Barracão de M. Waldemar

“My name is Waldemar Rodrigues da Paixão, I was born in 1916, learnt Capoeira from Siri de Mangue, Canário Pardo, Calabi de Periperi… I took 4 years learning, in 40 I was teaching on the Pero Vaz [street from Salvador, Bahia]. Then I kept teaching, now I stopped, I only handicraft my berimbaus.”

(From Paixão, Waldemar da, & Silva, Washington Bruno da, Mestre Waldemar e Mestre Canjiquinha, disco; 1984.)


Waldemar da Paixão was probably the last Capoeira Mestre teaching informaly. Meanwhile Mestres like Bimba and Pastinha were teaching in academies, he insisted in teaching his apprentices in his roda in the famous ‘Barracão de Waldemar’ (a hut covered with straw), using informal methods. He was already a very skilful and respected capoeira when he begun holding his rodas in the Corta-Braço slum (a very poor neighbourhood in Salvador Bahia), later known as Liberdade. Old age and Parkinson prevented him of playing the game, but he still sang in rodas and events in Bahia and Brazil and handicrafted his colorful berimbaus. Amongst other artists and scholars, Mario Cravo, Carybé and Pierre Verger were frequent in his Barracão. Thanks to that we have amazing sculptures, illustrations and pictures bearing the history of his capoeira.

In many ways Mestre Waldemar’s work reminds me of a recurrent topic in our bate-papos during events, also approached in my last post; the westernisation of Capoeira, or the inversion of Capoeira’s cultural values. For me his life and work singles out even more these inversions we are experiencing today as Capoeira spreads throughout the world in rapid pace and mostly via ‘corporation-like’ groups. Above all, Capoeira was done by people, not groups. People keen to meet, to sing, to play instruments, and to have fun in a game. It was their mean of expression, songs celebrating their lives and ancestors. A manifestation bearing the wisdom of passed generations, capable to transcend oppression into mutual help and a joyful way of life. It was their culture, leisure and entertainment.

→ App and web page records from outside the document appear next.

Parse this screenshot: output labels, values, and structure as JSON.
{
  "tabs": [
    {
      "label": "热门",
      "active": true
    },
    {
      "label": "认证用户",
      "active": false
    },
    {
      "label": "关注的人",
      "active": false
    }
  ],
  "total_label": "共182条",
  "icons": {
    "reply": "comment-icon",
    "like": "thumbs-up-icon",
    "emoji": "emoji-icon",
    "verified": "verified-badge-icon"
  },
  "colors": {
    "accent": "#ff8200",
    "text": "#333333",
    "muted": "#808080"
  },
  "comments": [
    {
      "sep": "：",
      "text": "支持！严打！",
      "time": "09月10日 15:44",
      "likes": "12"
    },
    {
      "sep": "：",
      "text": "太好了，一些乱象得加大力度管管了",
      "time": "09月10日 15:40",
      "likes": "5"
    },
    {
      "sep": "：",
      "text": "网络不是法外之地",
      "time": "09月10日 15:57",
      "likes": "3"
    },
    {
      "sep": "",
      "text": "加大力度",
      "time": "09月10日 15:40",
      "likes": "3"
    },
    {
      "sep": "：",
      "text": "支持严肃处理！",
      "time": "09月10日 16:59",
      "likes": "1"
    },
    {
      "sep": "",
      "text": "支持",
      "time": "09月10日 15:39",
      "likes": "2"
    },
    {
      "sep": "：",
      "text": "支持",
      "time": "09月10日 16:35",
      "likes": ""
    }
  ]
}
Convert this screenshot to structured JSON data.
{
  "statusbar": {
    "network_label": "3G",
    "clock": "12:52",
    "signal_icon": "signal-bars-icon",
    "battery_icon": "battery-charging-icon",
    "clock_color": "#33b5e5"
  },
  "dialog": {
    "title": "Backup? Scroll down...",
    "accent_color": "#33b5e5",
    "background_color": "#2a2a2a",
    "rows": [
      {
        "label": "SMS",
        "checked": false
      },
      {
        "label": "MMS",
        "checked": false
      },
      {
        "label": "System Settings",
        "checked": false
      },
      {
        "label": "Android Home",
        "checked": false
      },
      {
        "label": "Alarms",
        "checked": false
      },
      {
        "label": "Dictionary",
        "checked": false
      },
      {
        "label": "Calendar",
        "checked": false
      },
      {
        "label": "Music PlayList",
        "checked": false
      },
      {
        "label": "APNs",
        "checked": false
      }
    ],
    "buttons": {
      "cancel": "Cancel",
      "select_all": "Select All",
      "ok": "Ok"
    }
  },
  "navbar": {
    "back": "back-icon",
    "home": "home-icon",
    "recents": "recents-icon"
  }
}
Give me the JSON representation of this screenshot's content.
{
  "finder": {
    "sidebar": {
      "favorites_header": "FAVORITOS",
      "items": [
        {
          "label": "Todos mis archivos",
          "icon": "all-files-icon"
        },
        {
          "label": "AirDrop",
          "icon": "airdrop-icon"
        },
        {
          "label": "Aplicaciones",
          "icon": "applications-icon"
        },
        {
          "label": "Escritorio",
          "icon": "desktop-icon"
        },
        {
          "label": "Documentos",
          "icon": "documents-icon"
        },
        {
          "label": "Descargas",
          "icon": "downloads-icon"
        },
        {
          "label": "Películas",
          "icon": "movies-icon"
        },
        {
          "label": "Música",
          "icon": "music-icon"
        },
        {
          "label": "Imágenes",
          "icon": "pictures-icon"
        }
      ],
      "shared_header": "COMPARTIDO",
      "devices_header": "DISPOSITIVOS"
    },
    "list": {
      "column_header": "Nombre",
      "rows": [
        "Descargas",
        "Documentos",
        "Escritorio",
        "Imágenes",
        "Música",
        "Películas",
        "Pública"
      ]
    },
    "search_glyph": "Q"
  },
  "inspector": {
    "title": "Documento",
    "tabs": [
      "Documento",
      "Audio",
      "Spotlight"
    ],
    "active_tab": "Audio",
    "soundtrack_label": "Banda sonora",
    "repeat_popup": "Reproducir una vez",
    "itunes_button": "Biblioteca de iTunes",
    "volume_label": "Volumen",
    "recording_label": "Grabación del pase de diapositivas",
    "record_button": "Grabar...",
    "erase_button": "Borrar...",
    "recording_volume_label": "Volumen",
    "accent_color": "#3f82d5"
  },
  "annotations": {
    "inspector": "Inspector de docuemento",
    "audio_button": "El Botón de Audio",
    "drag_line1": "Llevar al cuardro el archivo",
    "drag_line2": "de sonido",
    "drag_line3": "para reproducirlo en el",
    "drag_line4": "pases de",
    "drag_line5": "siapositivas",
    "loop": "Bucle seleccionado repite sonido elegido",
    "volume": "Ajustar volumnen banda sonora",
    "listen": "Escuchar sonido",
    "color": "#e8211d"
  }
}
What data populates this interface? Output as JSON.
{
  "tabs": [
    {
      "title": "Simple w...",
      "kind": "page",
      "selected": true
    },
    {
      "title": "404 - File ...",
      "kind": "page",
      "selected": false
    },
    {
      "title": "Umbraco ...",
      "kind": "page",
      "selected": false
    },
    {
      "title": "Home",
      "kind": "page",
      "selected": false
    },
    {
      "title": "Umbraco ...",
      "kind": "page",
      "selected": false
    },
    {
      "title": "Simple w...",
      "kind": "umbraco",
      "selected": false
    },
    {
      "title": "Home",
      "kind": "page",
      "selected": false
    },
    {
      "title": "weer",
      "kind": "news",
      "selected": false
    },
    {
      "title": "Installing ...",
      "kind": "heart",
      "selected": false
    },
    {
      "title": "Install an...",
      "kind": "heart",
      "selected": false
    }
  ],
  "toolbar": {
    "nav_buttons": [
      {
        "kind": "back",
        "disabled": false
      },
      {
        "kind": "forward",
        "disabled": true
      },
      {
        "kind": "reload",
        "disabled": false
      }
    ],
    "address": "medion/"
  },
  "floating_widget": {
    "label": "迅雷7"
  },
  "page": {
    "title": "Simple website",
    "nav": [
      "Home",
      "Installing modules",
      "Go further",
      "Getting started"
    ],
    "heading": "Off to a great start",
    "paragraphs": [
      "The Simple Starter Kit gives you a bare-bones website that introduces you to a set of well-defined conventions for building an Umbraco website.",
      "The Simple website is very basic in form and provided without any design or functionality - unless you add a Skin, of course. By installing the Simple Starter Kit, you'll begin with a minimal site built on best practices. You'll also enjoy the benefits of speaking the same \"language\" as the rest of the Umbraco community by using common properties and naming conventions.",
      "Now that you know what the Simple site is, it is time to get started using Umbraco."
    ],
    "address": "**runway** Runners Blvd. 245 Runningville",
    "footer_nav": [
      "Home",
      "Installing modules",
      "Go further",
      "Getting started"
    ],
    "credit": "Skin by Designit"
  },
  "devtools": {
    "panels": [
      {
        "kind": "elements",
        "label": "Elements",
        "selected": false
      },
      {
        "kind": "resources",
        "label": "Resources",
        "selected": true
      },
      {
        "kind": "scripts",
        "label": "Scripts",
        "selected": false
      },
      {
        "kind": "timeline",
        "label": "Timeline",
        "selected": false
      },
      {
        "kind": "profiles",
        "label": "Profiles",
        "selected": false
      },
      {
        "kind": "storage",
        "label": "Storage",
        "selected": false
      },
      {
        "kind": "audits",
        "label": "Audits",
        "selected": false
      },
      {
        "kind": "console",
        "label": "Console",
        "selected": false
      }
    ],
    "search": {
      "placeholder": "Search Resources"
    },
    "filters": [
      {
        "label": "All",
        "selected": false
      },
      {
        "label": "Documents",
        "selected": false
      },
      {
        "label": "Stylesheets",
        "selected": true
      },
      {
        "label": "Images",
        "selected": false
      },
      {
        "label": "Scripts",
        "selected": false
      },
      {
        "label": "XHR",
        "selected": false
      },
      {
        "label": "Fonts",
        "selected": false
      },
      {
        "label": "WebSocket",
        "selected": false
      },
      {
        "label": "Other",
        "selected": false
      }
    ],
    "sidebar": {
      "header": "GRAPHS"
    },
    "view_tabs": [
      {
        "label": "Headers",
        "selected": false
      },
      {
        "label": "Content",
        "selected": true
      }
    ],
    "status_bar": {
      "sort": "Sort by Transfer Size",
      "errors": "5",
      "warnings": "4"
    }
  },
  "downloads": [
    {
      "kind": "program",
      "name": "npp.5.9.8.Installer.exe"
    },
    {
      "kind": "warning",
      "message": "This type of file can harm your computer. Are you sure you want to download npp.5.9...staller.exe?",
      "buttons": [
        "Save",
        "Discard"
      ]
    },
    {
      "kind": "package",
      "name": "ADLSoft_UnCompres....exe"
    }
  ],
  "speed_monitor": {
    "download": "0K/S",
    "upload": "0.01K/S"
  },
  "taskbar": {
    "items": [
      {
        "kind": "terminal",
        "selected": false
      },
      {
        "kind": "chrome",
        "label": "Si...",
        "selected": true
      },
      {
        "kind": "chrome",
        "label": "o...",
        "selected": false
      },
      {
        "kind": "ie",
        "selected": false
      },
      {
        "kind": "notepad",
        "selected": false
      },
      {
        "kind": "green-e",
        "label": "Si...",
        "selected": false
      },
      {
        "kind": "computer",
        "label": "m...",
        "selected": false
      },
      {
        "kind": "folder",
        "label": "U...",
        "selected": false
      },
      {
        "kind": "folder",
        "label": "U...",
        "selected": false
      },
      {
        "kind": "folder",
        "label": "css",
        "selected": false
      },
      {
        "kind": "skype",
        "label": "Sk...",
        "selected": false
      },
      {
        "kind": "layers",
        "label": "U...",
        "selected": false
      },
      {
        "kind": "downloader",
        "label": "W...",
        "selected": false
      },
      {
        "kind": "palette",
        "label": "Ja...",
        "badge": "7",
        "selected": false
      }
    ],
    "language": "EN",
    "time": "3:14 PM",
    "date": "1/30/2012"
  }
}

Worthy of attention to our topic is that he introduces himself as “Waldemar Rodrigues da Paixão” student of Siri de Mangue, Canário Pardo and Calabi de Periperi, without using tittles or as belonging to the ‘Corta-Braço’ or ‘Liberdade group’. Throughout 40 years he was holding rodas and teaching in his neighbourhood. Capoeira pervaded his life, and his life was embedded in Brazilian culture.

Once Mestre Pesado, a capoeira from my home town very attached with the musical feature of the art, told me that he took 30 days off to pay Mestre Waldemar a visit. Mestre Pesado’s days in Salvador were almost ending, and despite listening many interesting stories and songs meanwhile helping Mestre Waldemar with his handicraft, he had no ‘formal’ lessons. As a young guy he was pretty anxious for some ‘real action’, for what he very humbly asked the old man: “- Mestre, aren’t you going to teach me any lessons?”. To what Mestre Waldemar promptly answered: “- My son, you have been living in my house for nearly a month and accompanying my life every day, if that didn’t taught you any Capoeira, nothing else will.”

Hearing this story from Mestre Pesado was very pleasant. It reinforced many other ‘informal lessons’ from other wise folks like Mestre Waldemar da Paixão. Capoeira is ‘the Brazilian’s people wisdom‘, is about life philosophy and culture. It is not about representing or belonging to ‘corporations’. It is about learning from wise Mestres how to transcend the every day lessons into a game of life full of ginga, negaças, mandinga e voltas por cima.

Fortunately for us, some scholars have recorded a few interviews and songs. He also recorded a LP, together with Mestre Canjiquinha, and we can still hear about his life and great commitment to Capoeira through other Mestres.

I leave here with you one of the examples I bear in mind when we talk about the inversion of cultural values in Capoeira; Mestre Waldemar da Paixão.


For more detailed information on his life and work see O Barracão de Mestre Waldemar by Frede de Abreu. Here you find an interesting article based on the book.

ps: As soon as I learn how to upload mp3 tracks I will attach a sample of his interviews in this post.